Activity – In the data below, which lines hold the word "unit"? Copy them.

Dataset rows describing interfaces –
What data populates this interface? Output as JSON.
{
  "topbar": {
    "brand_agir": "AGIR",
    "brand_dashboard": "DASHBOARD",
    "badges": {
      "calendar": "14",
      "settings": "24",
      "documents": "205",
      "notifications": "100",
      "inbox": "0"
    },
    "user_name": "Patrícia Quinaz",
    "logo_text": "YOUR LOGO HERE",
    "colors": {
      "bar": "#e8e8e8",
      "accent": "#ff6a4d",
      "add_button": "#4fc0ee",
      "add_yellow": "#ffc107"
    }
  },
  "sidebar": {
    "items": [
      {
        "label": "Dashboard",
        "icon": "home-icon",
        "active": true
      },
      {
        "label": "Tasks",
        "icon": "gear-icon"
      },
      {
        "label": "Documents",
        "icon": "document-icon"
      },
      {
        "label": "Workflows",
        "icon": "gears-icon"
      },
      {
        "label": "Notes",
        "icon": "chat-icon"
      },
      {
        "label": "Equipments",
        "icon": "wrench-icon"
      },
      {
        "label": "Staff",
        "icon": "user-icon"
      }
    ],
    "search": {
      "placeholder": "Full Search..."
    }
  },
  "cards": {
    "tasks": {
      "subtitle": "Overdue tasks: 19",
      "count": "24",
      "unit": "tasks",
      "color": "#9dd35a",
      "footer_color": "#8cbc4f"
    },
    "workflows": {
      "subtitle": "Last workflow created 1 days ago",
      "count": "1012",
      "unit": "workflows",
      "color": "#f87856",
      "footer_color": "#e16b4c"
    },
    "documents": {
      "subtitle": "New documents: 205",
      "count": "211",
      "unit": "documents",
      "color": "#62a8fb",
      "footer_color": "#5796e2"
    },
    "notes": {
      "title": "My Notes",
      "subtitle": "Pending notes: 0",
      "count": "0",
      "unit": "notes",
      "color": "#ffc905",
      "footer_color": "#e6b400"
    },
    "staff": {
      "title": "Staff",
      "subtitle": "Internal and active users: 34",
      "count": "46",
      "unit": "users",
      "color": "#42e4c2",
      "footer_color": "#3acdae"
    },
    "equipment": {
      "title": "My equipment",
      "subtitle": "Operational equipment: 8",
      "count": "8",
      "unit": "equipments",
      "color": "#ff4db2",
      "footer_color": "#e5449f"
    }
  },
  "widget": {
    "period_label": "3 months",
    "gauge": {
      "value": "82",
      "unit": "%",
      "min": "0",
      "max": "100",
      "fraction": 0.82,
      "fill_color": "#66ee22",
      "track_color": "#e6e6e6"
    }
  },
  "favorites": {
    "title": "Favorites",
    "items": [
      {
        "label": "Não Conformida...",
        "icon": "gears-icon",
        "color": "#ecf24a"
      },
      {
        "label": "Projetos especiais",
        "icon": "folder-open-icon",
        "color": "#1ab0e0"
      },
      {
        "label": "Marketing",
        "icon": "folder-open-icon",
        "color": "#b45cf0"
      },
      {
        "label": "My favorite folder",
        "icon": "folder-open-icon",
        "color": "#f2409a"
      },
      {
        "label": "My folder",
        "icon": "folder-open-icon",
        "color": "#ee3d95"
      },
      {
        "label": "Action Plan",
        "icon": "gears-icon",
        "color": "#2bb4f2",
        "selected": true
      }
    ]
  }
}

Output –
      "unit": "tasks",
      "unit": "workflows",
      "unit": "documents",
      "unit": "notes",
      "unit": "users",
      "unit": "equipments",
      "unit": "%",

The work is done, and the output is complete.